▸ What the exercise asks
Restate the records below word for word, and omit the images they hold.

Excerpts from an interface dataset:
:::::

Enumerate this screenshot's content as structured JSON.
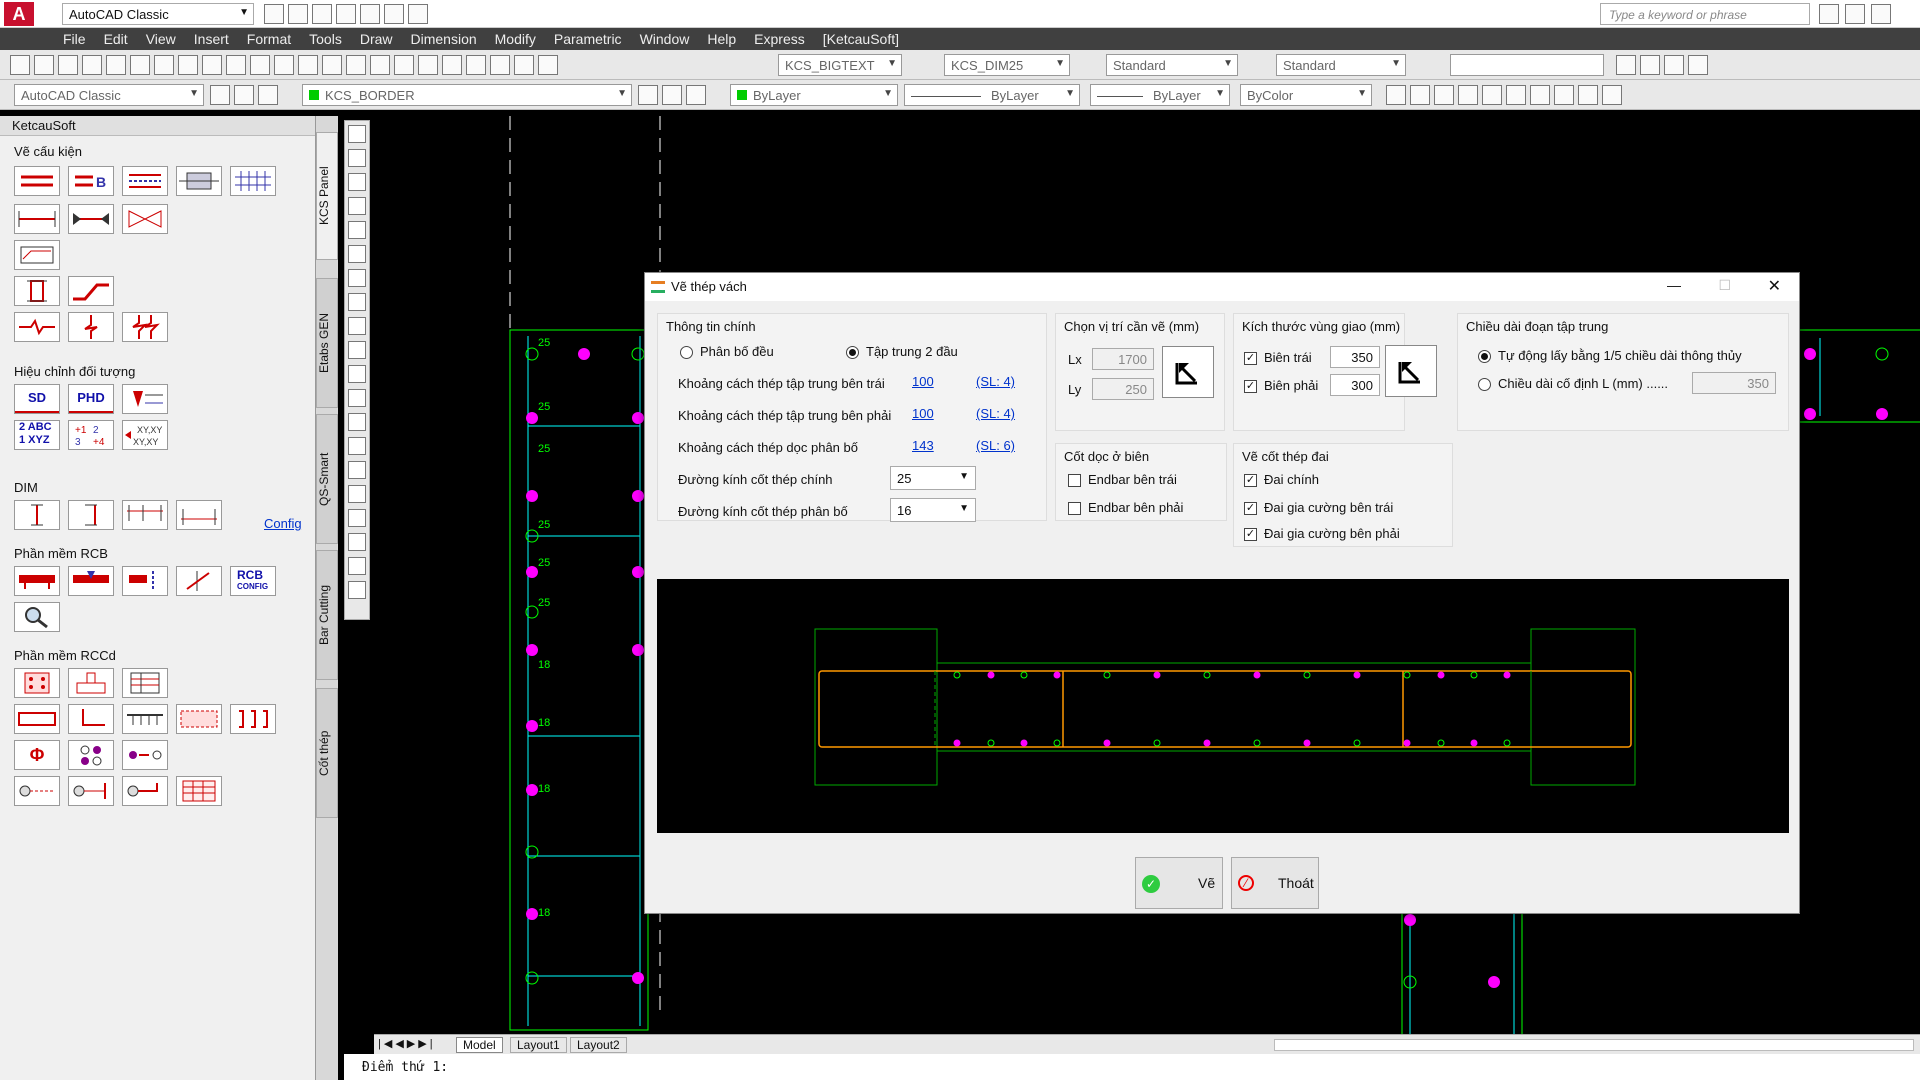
{
  "app": {
    "workspace": "AutoCAD Classic",
    "search_placeholder": "Type a keyword or phrase"
  },
  "menu": [
    "File",
    "Edit",
    "View",
    "Insert",
    "Format",
    "Tools",
    "Draw",
    "Dimension",
    "Modify",
    "Parametric",
    "Window",
    "Help",
    "Express",
    "[KetcauSoft]"
  ],
  "toolbar1": {
    "text_style": "KCS_BIGTEXT",
    "dim_style": "KCS_DIM25",
    "table_style": "Standard",
    "mleader_style": "Standard"
  },
  "toolbar2": {
    "workspace": "AutoCAD Classic",
    "layer": "KCS_BORDER",
    "color": "ByLayer",
    "linetype": "ByLayer",
    "lineweight": "ByLayer",
    "plotstyle": "ByColor"
  },
  "palette": {
    "title": "KetcauSoft",
    "sections": {
      "ve": "Vẽ cấu kiện",
      "hieu": "Hiệu chỉnh đối tượng",
      "dim": "DIM",
      "rcb": "Phần mềm RCB",
      "rccd": "Phần mềm RCCd"
    },
    "config_link": "Config",
    "btn_sd": "SD",
    "btn_phd": "PHD",
    "btn_abc": "2 ABC",
    "btn_xyz": "1 XYZ",
    "btn_rcb": "RCB",
    "btn_rcb_sub": "CONFIG",
    "btn_phi": "Φ"
  },
  "vtabs": [
    "KCS Panel",
    "Etabs GEN",
    "QS-Smart",
    "Bar Cutting",
    "Cốt thép"
  ],
  "layout_tabs": [
    "Model",
    "Layout1",
    "Layout2"
  ],
  "command_line": "Điểm thứ 1:",
  "dialog": {
    "title": "Vẽ thép vách",
    "g1": {
      "title": "Thông tin chính",
      "r1": "Phân bố đều",
      "r2": "Tập trung 2 đầu",
      "row1": {
        "label": "Khoảng cách thép tập trung bên trái",
        "value": "100",
        "sl": "(SL: 4)"
      },
      "row2": {
        "label": "Khoảng cách thép tập trung bên phải",
        "value": "100",
        "sl": "(SL: 4)"
      },
      "row3": {
        "label": "Khoảng cách thép dọc phân bố",
        "value": "143",
        "sl": "(SL: 6)"
      },
      "row4": {
        "label": "Đường kính cốt thép chính",
        "value": "25"
      },
      "row5": {
        "label": "Đường kính cốt thép phân bố",
        "value": "16"
      }
    },
    "g2": {
      "title": "Chọn vị trí cần vẽ (mm)",
      "lx_label": "Lx",
      "lx": "1700",
      "ly_label": "Ly",
      "ly": "250"
    },
    "g3": {
      "title": "Kích thước vùng giao (mm)",
      "c1": "Biên trái",
      "v1": "350",
      "c2": "Biên phải",
      "v2": "300"
    },
    "g4": {
      "title": "Chiều dài đoạn tập trung",
      "r1": "Tự động lấy bằng 1/5 chiều dài thông thủy",
      "r2": "Chiều dài cố định L (mm) ......",
      "v": "350"
    },
    "g5": {
      "title": "Cốt dọc ở biên",
      "c1": "Endbar bên trái",
      "c2": "Endbar bên phải"
    },
    "g6": {
      "title": "Vẽ cốt thép đai",
      "c1": "Đai chính",
      "c2": "Đai gia cường bên trái",
      "c3": "Đai gia cường bên phải"
    },
    "btn_draw": "Vẽ",
    "btn_exit": "Thoát"
  },
  "cad_labels": [
    "25",
    "25",
    "25",
    "25",
    "25",
    "25",
    "18",
    "18",
    "18",
    "18"
  ],
  "colors": {
    "bar": "#ff00ff",
    "stirrup": "#00ffff",
    "outline": "#00ff00",
    "boundary": "#ff9900"
  }
}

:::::

▸ Task output
Enumerate this screenshot's content as structured JSON.
{
  "app": {
    "workspace": "AutoCAD Classic",
    "search_placeholder": "Type a keyword or phrase"
  },
  "menu": [
    "File",
    "Edit",
    "View",
    "Insert",
    "Format",
    "Tools",
    "Draw",
    "Dimension",
    "Modify",
    "Parametric",
    "Window",
    "Help",
    "Express",
    "[KetcauSoft]"
  ],
  "toolbar1": {
    "text_style": "KCS_BIGTEXT",
    "dim_style": "KCS_DIM25",
    "table_style": "Standard",
    "mleader_style": "Standard"
  },
  "toolbar2": {
    "workspace": "AutoCAD Classic",
    "layer": "KCS_BORDER",
    "color": "ByLayer",
    "linetype": "ByLayer",
    "lineweight": "ByLayer",
    "plotstyle": "ByColor"
  },
  "palette": {
    "title": "KetcauSoft",
    "sections": {
      "ve": "Vẽ cấu kiện",
      "hieu": "Hiệu chỉnh đối tượng",
      "dim": "DIM",
      "rcb": "Phần mềm RCB",
      "rccd": "Phần mềm RCCd"
    },
    "config_link": "Config",
    "btn_sd": "SD",
    "btn_phd": "PHD",
    "btn_abc": "2 ABC",
    "btn_xyz": "1 XYZ",
    "btn_rcb": "RCB",
    "btn_rcb_sub": "CONFIG",
    "btn_phi": "Φ"
  },
  "vtabs": [
    "KCS Panel",
    "Etabs GEN",
    "QS-Smart",
    "Bar Cutting",
    "Cốt thép"
  ],
  "layout_tabs": [
    "Model",
    "Layout1",
    "Layout2"
  ],
  "command_line": "Điểm thứ 1:",
  "dialog": {
    "title": "Vẽ thép vách",
    "g1": {
      "title": "Thông tin chính",
      "r1": "Phân bố đều",
      "r2": "Tập trung 2 đầu",
      "row1": {
        "label": "Khoảng cách thép tập trung bên trái",
        "value": "100",
        "sl": "(SL: 4)"
      },
      "row2": {
        "label": "Khoảng cách thép tập trung bên phải",
        "value": "100",
        "sl": "(SL: 4)"
      },
      "row3": {
        "label": "Khoảng cách thép dọc phân bố",
        "value": "143",
        "sl": "(SL: 6)"
      },
      "row4": {
        "label": "Đường kính cốt thép chính",
        "value": "25"
      },
      "row5": {
        "label": "Đường kính cốt thép phân bố",
        "value": "16"
      }
    },
    "g2": {
      "title": "Chọn vị trí cần vẽ (mm)",
      "lx_label": "Lx",
      "lx": "1700",
      "ly_label": "Ly",
      "ly": "250"
    },
    "g3": {
      "title": "Kích thước vùng giao (mm)",
      "c1": "Biên trái",
      "v1": "350",
      "c2": "Biên phải",
      "v2": "300"
    },
    "g4": {
      "title": "Chiều dài đoạn tập trung",
      "r1": "Tự động lấy bằng 1/5 chiều dài thông thủy",
      "r2": "Chiều dài cố định L (mm) ......",
      "v": "350"
    },
    "g5": {
      "title": "Cốt dọc ở biên",
      "c1": "Endbar bên trái",
      "c2": "Endbar bên phải"
    },
    "g6": {
      "title": "Vẽ cốt thép đai",
      "c1": "Đai chính",
      "c2": "Đai gia cường bên trái",
      "c3": "Đai gia cường bên phải"
    },
    "btn_draw": "Vẽ",
    "btn_exit": "Thoát"
  },
  "cad_labels": [
    "25",
    "25",
    "25",
    "25",
    "25",
    "25",
    "18",
    "18",
    "18",
    "18"
  ],
  "colors": {
    "bar": "#ff00ff",
    "stirrup": "#00ffff",
    "outline": "#00ff00",
    "boundary": "#ff9900"
  }
}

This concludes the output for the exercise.